But the best part (for me) was the glass encased history lesson:


Before leaving Rawene,  our interest was piqued by this sight across the water.   We will be there soon!

teaser Motukaraka

Saturday, 10 July 2010

Forbes and Jay

"The doors we open and close each day decide the lives we live."
Flora Whittemore

We were standing outside a door we hadn't even noticed,  when we spotted a man with a great face smoking a funny little pipe.  He was the only other person around and I guess he couldn't help but hear us commenting.  He happily accepted our compliments and chatted to my friend while I took photos of him.  I missed the explanation of what the pipe was made from, tend to not hear much when I'm taking photos. 

It started to rain lightly and he invited us to come in to his studio.  Stepping through that door probably will not have an impact on our lives but it did decide the course of our afternoon.  Or maybe it will, maybe it reminded us to stop to chat with a stranger more often, to be open to possibilities.

We entered the studio of Forbes Roxburgh, artist.  Learnt the history behind his name, where he was born - like us, in Australia.  He pulled up old chairs for us and a stool for himself and we hung out.  We told him why we had been visiting the craft shop at the Quarry Arts Centre and he told us the best person for that particular commission.  (All will be revealed about that in a few weeks, I hope.  Watch this space, Hana.)

We talked about his paintings and expressed our opinion about his work in progress.

He told us about the Blues Band he and a few friends are forming.  My eyes and ears don't seem to work at the same time any more, I was engrossed in what I was seeing, just hearing the tone of his voice more than the words.  Chris did the active listening and I should have asked her for the details before starting this.

At the Quarry Art Centre 10 or more artists have their studios set in the grounds of an old quarry.  There is a ramshackle collection of old buildings to house the various artists.
Forbes invited us to come and have a coffee with Jay, the man who makes the pipes, a bone carver and another member of the new band.  Jay also makes cigar box guitars which originated in the American south.

In no time he had finished the last of his lunch and picked one up and was giving us a demonstration.  What a sweet, sweet sound from the simplest of simple instruments.  To hear such music while touching beautiful whale bone carvings was very special, a delight for the senses. 
Don't ask me how the conversation turned to Jay's rattlesnake skin boots but in a flash he was up the stairs to his bedroom and returned to show us his boots.  Sounds like they are what gets his mojo working!

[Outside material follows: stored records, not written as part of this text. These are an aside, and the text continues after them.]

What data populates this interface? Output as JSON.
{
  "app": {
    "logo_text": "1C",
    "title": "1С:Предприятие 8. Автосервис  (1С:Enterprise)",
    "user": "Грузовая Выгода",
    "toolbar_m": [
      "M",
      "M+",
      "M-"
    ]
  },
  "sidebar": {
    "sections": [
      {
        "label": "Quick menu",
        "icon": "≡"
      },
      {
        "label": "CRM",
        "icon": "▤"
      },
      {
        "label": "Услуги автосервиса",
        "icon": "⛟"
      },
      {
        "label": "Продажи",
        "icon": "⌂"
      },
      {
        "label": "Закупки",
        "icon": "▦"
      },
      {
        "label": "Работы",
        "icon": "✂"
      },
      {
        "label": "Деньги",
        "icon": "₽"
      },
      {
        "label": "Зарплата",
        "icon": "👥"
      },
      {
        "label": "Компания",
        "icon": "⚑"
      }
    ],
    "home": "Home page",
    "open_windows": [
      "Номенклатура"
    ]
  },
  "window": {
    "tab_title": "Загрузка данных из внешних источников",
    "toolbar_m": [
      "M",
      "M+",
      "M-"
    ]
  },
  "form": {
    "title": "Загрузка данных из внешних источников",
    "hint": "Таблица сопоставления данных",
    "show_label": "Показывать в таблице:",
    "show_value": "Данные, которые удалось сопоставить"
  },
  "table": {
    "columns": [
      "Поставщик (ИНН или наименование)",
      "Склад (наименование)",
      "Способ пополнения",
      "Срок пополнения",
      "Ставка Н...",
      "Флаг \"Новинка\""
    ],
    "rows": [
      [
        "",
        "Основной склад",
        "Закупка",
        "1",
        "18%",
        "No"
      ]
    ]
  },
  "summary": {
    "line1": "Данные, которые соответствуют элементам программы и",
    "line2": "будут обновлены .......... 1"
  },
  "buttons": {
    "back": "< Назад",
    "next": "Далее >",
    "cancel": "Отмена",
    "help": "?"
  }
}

I found it hard to get a good photo of Jay, the light from the window behind him kept catching on his hair.  And when I take photos of people I like to get them as they are.  Ask them to move somewhere else and it's not the same for me.  Shame really because here was another great face, a younger one and not yet wearing the test of time but I'd like to photograph him again in another ten years or so.  And I loved the broken off end of the beer bottle!

and the bone:

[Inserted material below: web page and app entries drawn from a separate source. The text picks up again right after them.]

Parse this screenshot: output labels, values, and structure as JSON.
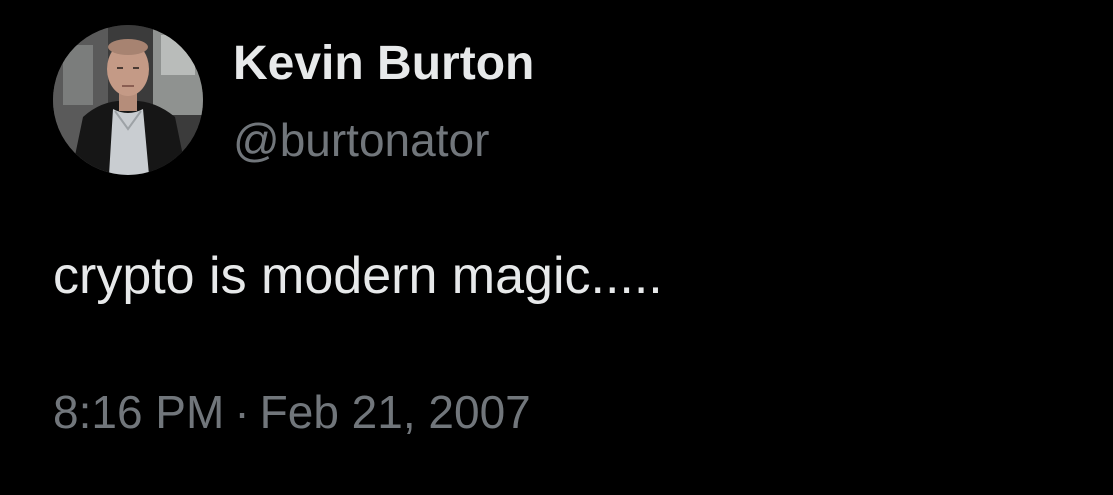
{
  "tweet": {
    "author": {
      "display_name": "Kevin Burton",
      "handle": "@burtonator"
    },
    "text": "crypto is modern magic.....",
    "time": "8:16 PM",
    "separator": "·",
    "date": "Feb 21, 2007"
  },
  "colors": {
    "background": "#000000",
    "primary_text": "#e7e9ea",
    "secondary_text": "#71767b"
  }
}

Forbes was pouring the freshly brewed coffee as I took this next photo and the steam, combined with my lack of skill, produced this:

And I love it!  It somehow captures our afternoon.  
Forbes eventually took us off for a stroll around the grounds, to see the waterfall and the first flowers of spring.
Thank you Forbes and Jay for a fabulous afternoon!